E.W. Burman, Inc. of Warwick, RI was selected to act as the Construction Manager to complete these upgrades for RIHS. Scheduled work is to include the installation of an air conditioning system including humidity controls as well as new heat pumps to replace the 20 year-old inefficient boilers. E.W. Burman was also instrumental in helping to secure grants and bringing the project within budget through an extensive value-engineering process. Haynes / De Boer Associates are the Architect for this project.

Built in 1786-8 and enlarged and embellished by subsequent owners, this grand mansion not only features incomparable architecture and extraordinary decorative arts but also tells the compelling stories of the generations of Browns and others who lived and worked there during three centuries. Today this magnificent and elegant building serves as a place in which the public can learn about these men and women who helped to create Rhode Island’s capital city.
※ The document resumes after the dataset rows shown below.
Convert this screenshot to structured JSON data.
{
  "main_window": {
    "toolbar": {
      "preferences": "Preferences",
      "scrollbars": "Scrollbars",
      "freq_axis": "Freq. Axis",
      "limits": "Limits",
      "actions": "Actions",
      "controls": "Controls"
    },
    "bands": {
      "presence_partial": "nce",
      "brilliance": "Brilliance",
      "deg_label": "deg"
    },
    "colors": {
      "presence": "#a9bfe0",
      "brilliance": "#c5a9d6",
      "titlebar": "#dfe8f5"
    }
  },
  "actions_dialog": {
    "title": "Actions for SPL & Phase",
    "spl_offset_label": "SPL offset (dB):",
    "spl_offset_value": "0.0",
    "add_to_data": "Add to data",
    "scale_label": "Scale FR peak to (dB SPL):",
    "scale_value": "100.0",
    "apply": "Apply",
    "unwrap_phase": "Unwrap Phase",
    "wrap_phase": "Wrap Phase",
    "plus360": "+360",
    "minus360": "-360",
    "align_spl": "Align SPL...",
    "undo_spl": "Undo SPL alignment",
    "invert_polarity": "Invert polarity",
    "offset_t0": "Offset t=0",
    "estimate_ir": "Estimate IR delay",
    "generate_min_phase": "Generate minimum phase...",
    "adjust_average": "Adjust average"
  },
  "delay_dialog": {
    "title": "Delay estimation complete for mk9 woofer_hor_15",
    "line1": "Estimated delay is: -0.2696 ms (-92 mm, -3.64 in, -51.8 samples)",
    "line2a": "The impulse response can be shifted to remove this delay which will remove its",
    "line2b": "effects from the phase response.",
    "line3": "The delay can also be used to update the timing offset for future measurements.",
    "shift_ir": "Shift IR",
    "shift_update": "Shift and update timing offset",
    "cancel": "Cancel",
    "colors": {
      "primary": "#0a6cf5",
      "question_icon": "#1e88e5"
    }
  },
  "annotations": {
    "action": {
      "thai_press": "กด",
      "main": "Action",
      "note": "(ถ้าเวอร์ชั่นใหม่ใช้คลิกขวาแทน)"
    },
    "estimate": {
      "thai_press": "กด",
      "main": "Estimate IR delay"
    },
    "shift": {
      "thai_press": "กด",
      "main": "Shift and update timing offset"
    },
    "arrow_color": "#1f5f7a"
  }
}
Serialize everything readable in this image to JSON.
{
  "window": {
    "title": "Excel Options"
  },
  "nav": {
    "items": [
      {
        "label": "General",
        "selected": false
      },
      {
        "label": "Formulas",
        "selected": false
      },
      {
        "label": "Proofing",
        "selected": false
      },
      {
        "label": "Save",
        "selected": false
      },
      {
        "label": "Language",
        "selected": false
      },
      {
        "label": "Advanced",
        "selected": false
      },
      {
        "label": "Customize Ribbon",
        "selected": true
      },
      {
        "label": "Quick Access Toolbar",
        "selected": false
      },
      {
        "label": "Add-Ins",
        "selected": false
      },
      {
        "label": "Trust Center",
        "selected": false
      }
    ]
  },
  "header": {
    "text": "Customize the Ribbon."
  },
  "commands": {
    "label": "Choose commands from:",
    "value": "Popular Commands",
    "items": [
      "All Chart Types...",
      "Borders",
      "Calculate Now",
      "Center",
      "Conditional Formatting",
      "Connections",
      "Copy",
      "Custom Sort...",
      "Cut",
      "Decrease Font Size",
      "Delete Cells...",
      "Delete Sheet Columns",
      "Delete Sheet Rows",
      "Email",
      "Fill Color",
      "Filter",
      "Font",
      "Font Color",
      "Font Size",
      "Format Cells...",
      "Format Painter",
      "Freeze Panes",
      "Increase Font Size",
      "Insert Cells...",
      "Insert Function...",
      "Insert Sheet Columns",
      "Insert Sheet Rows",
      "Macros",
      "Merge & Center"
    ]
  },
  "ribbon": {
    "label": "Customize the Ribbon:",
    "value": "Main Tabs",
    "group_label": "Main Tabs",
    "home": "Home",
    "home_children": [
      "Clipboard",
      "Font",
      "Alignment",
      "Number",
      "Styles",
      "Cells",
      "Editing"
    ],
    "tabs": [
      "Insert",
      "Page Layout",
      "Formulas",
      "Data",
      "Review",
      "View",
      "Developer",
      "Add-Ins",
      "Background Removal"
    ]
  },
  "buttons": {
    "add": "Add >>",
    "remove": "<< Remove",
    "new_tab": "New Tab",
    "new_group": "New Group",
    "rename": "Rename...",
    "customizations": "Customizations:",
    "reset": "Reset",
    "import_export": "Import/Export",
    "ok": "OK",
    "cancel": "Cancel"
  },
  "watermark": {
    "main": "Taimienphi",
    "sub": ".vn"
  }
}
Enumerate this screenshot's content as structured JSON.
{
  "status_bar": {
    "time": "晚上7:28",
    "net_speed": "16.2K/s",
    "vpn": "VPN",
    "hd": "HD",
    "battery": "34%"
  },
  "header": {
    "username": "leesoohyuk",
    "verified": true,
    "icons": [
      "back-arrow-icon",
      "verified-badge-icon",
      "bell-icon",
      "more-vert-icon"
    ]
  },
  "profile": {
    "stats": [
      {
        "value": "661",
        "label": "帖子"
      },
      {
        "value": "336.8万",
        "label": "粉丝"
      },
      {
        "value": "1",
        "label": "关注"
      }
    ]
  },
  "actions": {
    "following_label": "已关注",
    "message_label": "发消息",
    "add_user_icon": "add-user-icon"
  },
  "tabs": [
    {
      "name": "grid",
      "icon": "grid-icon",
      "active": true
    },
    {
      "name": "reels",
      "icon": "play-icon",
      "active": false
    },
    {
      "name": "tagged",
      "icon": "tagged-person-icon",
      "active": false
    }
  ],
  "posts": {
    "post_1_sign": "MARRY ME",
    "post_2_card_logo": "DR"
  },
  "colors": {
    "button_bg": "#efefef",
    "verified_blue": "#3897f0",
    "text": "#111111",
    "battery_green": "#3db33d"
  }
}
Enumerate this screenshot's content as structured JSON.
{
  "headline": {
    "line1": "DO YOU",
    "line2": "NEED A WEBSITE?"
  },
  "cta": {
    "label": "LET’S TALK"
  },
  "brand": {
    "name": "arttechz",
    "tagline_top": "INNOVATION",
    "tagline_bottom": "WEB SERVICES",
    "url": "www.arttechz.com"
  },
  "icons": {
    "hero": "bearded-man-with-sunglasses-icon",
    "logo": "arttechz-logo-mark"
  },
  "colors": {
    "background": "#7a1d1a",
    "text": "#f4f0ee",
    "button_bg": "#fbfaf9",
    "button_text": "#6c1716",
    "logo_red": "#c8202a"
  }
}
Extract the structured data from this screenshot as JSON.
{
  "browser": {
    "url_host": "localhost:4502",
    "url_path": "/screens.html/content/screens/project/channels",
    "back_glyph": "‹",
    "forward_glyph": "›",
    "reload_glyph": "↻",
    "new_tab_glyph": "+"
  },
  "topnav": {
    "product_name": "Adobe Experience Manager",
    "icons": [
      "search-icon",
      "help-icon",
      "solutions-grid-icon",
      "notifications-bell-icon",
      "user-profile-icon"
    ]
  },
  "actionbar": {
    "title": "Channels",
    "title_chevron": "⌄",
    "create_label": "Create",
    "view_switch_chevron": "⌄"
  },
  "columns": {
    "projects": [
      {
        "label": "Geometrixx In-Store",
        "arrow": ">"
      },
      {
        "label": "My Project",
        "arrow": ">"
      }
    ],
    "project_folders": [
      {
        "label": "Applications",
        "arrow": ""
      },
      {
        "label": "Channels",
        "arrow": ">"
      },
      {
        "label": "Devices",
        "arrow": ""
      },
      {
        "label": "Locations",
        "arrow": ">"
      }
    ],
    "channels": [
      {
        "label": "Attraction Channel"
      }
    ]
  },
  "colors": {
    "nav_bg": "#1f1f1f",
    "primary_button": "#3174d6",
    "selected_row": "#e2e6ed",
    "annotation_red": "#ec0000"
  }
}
Founded in 1822, the Rhode Island Historical Society is the nation’s fourth oldest state historical society and is today the steward of some 30,000 artifacts and 500,000 library items. The Society maintains its research library and John Brown House Museum in Providence and operates the Museum of Work & Culture in Woonsocket.